The Police Complaints Authority (PCA) is the police watchdog, meant to police the police; to guard the guards. Yet, serious questions remain as to the effectiveness of this authority given the current arrangements surrounding it.
These questions are heightened by last week’s announcement by the PCA that it has completed its long-standing probe into the infamous day of “Total Policing” in March 2015.
The fact remains that it is for the Office of the Director of Public Prosecutions (DPP) to initiate criminal proceedings in this country. The PCA may make recommendations for criminal charges to be laid in relation to the conduct of certain officials, but it is for the DPP to decide.
In coming to a decision, the DPP will have to review the case in full and the evidence that has been gathered. Normally a DPP will be in a position to provide advice to police during the course of an investigation as to the fulfilment of certain legal requirements. With an eye on what may unfold at a trial, the DPP can advise whether or not the elements of an offence are potentially made out in the law.

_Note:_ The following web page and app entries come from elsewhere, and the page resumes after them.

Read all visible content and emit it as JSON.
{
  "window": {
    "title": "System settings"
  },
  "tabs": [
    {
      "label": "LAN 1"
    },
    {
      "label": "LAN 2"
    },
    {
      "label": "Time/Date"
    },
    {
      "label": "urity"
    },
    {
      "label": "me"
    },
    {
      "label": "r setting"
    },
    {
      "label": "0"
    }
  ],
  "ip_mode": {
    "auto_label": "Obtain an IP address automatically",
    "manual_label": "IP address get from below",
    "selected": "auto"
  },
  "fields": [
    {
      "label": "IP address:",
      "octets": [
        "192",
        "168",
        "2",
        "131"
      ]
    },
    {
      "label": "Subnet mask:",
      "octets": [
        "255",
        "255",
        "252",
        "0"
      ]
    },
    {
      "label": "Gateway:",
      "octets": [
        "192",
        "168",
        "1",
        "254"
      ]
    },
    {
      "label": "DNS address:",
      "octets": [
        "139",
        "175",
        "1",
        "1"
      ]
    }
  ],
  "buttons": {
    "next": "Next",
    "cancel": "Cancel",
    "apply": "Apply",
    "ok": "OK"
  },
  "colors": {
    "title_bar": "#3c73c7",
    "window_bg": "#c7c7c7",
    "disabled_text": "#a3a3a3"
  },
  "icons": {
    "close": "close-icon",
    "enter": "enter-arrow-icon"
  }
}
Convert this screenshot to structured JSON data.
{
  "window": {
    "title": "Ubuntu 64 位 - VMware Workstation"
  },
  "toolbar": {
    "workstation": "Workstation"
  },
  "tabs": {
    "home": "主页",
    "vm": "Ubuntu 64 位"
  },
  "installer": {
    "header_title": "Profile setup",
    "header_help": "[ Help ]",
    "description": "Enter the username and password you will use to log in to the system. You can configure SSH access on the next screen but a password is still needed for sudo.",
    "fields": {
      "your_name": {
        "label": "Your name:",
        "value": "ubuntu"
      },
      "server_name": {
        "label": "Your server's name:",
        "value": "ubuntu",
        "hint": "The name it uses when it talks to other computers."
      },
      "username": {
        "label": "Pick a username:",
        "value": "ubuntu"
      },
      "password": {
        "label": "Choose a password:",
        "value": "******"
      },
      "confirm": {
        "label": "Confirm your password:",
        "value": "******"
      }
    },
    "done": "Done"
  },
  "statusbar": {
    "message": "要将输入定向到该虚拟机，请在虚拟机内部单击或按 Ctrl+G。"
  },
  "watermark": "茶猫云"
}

The DPP cannot, however, order police.
But the Total Policing case is distinct from ordinary investigations because the Police Service, very early on, absolved itself from investigating this matter, citing deference for the PCA’s probe. That was more than two years ago.
Did the DPP advise the PCA during its probe? Will the DPP simply endorse the findings of the PCA? Or will this matter now be investigated afresh by the Police Service’s Professional Standards Bureau? Is the latter even feasible now that two years have elapsed? Time is of the essence in any probe.
In contrast to all of this uncertainty is the indelible experience of citizens on March 23, 2015.
Whether senior officials knew or not what was about to transpire, there is no question of the breakdown of the chain of command and there has been widespread condemnation of the crippling mass road-block activity which was staged amid a wage negotiation.
A key criticism has been the failure of the Police Commissioner to institute disciplinary proceedings. To this we must also ask why it has taken the PCA two years to probe this matter. Because it was necessary to record 150 statements from police officers and civilians to scrutinise hundreds of related documents, the PCA should have been given the resources needed to do this with speed. The two-year delay is a stain not only on this institution but the entire system of governance in its fullest non-partisan sense.
It is unthinkable that such a major action as represented by March 2015 could have gone undetected by any branch of the Police Service. Worse are reports of involvement by officers of the Special Branch and the criticisms of an investigating officer, ACP Vincel Edwards, of Special Branch officials during the course of his weeks-long inquiry.
It all demonstrates serious breaches in the way the police operate and are managed. We hope the PCA has gotten to the bottom of the facts.
Whatever action is now taken – assuming any disciplinary action can be taken – one key concern moving forward must be the morale of police officers, already overburdened with the crime fight. Equally, though, are the serious fears of citizens who – citing Total Policing – are weary of police abuse. How can confidence in the Police Service be bolstered? And if the Police Social and Welfare Association, which is a body mandated by law, is found to be truly wanting, how can that organisation revitalise itself in order to best fulfill its mandate?
These are all serious matters that will have to be addressed. One thing is clear: another two years of delay would add insult to injury.